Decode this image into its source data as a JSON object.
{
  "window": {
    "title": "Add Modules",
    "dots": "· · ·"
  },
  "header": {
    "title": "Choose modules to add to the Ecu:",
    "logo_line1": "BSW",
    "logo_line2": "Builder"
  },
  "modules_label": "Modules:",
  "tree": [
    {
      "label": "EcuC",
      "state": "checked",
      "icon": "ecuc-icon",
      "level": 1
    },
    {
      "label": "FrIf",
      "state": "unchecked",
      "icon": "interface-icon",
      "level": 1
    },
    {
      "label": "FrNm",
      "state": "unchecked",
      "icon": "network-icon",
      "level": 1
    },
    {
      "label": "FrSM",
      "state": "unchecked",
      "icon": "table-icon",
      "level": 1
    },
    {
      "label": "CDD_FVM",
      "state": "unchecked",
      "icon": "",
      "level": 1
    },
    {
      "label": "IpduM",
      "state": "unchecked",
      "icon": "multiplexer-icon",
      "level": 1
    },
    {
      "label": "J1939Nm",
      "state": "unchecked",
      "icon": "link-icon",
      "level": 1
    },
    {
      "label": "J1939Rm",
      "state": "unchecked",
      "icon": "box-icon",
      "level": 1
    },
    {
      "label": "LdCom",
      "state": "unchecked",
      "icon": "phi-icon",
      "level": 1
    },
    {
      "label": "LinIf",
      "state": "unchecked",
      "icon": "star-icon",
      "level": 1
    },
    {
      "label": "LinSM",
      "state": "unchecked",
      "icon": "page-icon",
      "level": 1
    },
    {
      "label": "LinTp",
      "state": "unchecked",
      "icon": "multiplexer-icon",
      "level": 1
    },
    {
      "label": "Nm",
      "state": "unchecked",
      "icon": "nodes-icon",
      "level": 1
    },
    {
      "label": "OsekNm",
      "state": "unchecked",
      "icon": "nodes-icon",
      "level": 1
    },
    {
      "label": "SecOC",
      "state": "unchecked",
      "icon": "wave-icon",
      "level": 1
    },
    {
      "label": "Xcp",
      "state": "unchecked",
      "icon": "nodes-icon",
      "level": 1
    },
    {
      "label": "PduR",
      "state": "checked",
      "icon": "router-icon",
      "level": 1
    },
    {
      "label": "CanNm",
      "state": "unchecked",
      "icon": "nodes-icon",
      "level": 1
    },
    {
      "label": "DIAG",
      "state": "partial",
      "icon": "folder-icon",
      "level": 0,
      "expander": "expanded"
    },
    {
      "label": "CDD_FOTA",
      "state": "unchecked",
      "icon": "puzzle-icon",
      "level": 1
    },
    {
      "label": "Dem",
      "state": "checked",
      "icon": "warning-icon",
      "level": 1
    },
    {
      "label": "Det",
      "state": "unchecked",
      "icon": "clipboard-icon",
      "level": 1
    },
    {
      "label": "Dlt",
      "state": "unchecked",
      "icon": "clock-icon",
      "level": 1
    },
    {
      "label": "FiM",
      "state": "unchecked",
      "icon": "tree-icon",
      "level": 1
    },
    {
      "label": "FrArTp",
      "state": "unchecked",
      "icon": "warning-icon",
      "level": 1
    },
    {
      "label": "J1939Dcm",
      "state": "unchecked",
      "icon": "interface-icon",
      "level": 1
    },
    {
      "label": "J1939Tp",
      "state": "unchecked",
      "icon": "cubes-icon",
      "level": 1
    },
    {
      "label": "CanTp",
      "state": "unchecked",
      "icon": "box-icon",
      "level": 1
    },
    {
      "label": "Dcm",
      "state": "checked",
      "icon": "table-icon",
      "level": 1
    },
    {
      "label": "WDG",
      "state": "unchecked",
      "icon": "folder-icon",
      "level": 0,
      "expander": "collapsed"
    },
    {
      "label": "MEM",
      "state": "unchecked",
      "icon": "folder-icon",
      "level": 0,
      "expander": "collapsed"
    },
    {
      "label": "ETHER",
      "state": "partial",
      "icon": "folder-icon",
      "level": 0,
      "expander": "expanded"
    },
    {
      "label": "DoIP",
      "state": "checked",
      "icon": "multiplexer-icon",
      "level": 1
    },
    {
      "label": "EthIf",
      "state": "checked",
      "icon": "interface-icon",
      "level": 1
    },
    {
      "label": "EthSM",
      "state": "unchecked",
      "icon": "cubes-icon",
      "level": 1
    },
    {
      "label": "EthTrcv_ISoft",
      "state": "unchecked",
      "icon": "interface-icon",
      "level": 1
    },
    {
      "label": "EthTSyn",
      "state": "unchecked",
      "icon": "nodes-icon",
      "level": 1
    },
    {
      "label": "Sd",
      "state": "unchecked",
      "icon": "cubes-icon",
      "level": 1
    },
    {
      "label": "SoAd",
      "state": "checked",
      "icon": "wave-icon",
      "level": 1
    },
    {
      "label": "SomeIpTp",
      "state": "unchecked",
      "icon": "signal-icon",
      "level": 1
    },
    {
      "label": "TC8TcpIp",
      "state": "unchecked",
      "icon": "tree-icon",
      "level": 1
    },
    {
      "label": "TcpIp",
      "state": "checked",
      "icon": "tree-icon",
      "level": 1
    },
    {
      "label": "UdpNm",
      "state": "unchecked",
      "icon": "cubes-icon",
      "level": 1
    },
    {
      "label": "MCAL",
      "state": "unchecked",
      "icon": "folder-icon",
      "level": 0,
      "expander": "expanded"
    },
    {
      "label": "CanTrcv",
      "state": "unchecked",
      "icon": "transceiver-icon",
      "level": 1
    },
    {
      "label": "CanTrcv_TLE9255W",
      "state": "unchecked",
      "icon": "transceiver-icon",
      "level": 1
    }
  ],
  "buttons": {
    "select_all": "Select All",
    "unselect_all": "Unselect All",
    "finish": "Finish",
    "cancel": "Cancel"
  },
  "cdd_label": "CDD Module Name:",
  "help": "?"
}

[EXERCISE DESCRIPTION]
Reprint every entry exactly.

[REPLY TO THE EXERCISE]
Decode this image into its source data as a JSON object.
{
  "window": {
    "title": "Add Modules",
    "dots": "· · ·"
  },
  "header": {
    "title": "Choose modules to add to the Ecu:",
    "logo_line1": "BSW",
    "logo_line2": "Builder"
  },
  "modules_label": "Modules:",
  "tree": [
    {
      "label": "EcuC",
      "state": "checked",
      "icon": "ecuc-icon",
      "level": 1
    },
    {
      "label": "FrIf",
      "state": "unchecked",
      "icon": "interface-icon",
      "level": 1
    },
    {
      "label": "FrNm",
      "state": "unchecked",
      "icon": "network-icon",
      "level": 1
    },
    {
      "label": "FrSM",
      "state": "unchecked",
      "icon": "table-icon",
      "level": 1
    },
    {
      "label": "CDD_FVM",
      "state": "unchecked",
      "icon": "",
      "level": 1
    },
    {
      "label": "IpduM",
      "state": "unchecked",
      "icon": "multiplexer-icon",
      "level": 1
    },
    {
      "label": "J1939Nm",
      "state": "unchecked",
      "icon": "link-icon",
      "level": 1
    },
    {
      "label": "J1939Rm",
      "state": "unchecked",
      "icon": "box-icon",
      "level": 1
    },
    {
      "label": "LdCom",
      "state": "unchecked",
      "icon": "phi-icon",
      "level": 1
    },
    {
      "label": "LinIf",
      "state": "unchecked",
      "icon": "star-icon",
      "level": 1
    },
    {
      "label": "LinSM",
      "state": "unchecked",
      "icon": "page-icon",
      "level": 1
    },
    {
      "label": "LinTp",
      "state": "unchecked",
      "icon": "multiplexer-icon",
      "level": 1
    },
    {
      "label": "Nm",
      "state": "unchecked",
      "icon": "nodes-icon",
      "level": 1
    },
    {
      "label": "OsekNm",
      "state": "unchecked",
      "icon": "nodes-icon",
      "level": 1
    },
    {
      "label": "SecOC",
      "state": "unchecked",
      "icon": "wave-icon",
      "level": 1
    },
    {
      "label": "Xcp",
      "state": "unchecked",
      "icon": "nodes-icon",
      "level": 1
    },
    {
      "label": "PduR",
      "state": "checked",
      "icon": "router-icon",
      "level": 1
    },
    {
      "label": "CanNm",
      "state": "unchecked",
      "icon": "nodes-icon",
      "level": 1
    },
    {
      "label": "DIAG",
      "state": "partial",
      "icon": "folder-icon",
      "level": 0,
      "expander": "expanded"
    },
    {
      "label": "CDD_FOTA",
      "state": "unchecked",
      "icon": "puzzle-icon",
      "level": 1
    },
    {
      "label": "Dem",
      "state": "checked",
      "icon": "warning-icon",
      "level": 1
    },
    {
      "label": "Det",
      "state": "unchecked",
      "icon": "clipboard-icon",
      "level": 1
    },
    {
      "label": "Dlt",
      "state": "unchecked",
      "icon": "clock-icon",
      "level": 1
    },
    {
      "label": "FiM",
      "state": "unchecked",
      "icon": "tree-icon",
      "level": 1
    },
    {
      "label": "FrArTp",
      "state": "unchecked",
      "icon": "warning-icon",
      "level": 1
    },
    {
      "label": "J1939Dcm",
      "state": "unchecked",
      "icon": "interface-icon",
      "level": 1
    },
    {
      "label": "J1939Tp",
      "state": "unchecked",
      "icon": "cubes-icon",
      "level": 1
    },
    {
      "label": "CanTp",
      "state": "unchecked",
      "icon": "box-icon",
      "level": 1
    },
    {
      "label": "Dcm",
      "state": "checked",
      "icon": "table-icon",
      "level": 1
    },
    {
      "label": "WDG",
      "state": "unchecked",
      "icon": "folder-icon",
      "level": 0,
      "expander": "collapsed"
    },
    {
      "label": "MEM",
      "state": "unchecked",
      "icon": "folder-icon",
      "level": 0,
      "expander": "collapsed"
    },
    {
      "label": "ETHER",
      "state": "partial",
      "icon": "folder-icon",
      "level": 0,
      "expander": "expanded"
    },
    {
      "label": "DoIP",
      "state": "checked",
      "icon": "multiplexer-icon",
      "level": 1
    },
    {
      "label": "EthIf",
      "state": "checked",
      "icon": "interface-icon",
      "level": 1
    },
    {
      "label": "EthSM",
      "state": "unchecked",
      "icon": "cubes-icon",
      "level": 1
    },
    {
      "label": "EthTrcv_ISoft",
      "state": "unchecked",
      "icon": "interface-icon",
      "level": 1
    },
    {
      "label": "EthTSyn",
      "state": "unchecked",
      "icon": "nodes-icon",
      "level": 1
    },
    {
      "label": "Sd",
      "state": "unchecked",
      "icon": "cubes-icon",
      "level": 1
    },
    {
      "label": "SoAd",
      "state": "checked",
      "icon": "wave-icon",
      "level": 1
    },
    {
      "label": "SomeIpTp",
      "state": "unchecked",
      "icon": "signal-icon",
      "level": 1
    },
    {
      "label": "TC8TcpIp",
      "state": "unchecked",
      "icon": "tree-icon",
      "level": 1
    },
    {
      "label": "TcpIp",
      "state": "checked",
      "icon": "tree-icon",
      "level": 1
    },
    {
      "label": "UdpNm",
      "state": "unchecked",
      "icon": "cubes-icon",
      "level": 1
    },
    {
      "label": "MCAL",
      "state": "unchecked",
      "icon": "folder-icon",
      "level": 0,
      "expander": "expanded"
    },
    {
      "label": "CanTrcv",
      "state": "unchecked",
      "icon": "transceiver-icon",
      "level": 1
    },
    {
      "label": "CanTrcv_TLE9255W",
      "state": "unchecked",
      "icon": "transceiver-icon",
      "level": 1
    }
  ],
  "buttons": {
    "select_all": "Select All",
    "unselect_all": "Unselect All",
    "finish": "Finish",
    "cancel": "Cancel"
  },
  "cdd_label": "CDD Module Name:",
  "help": "?"
}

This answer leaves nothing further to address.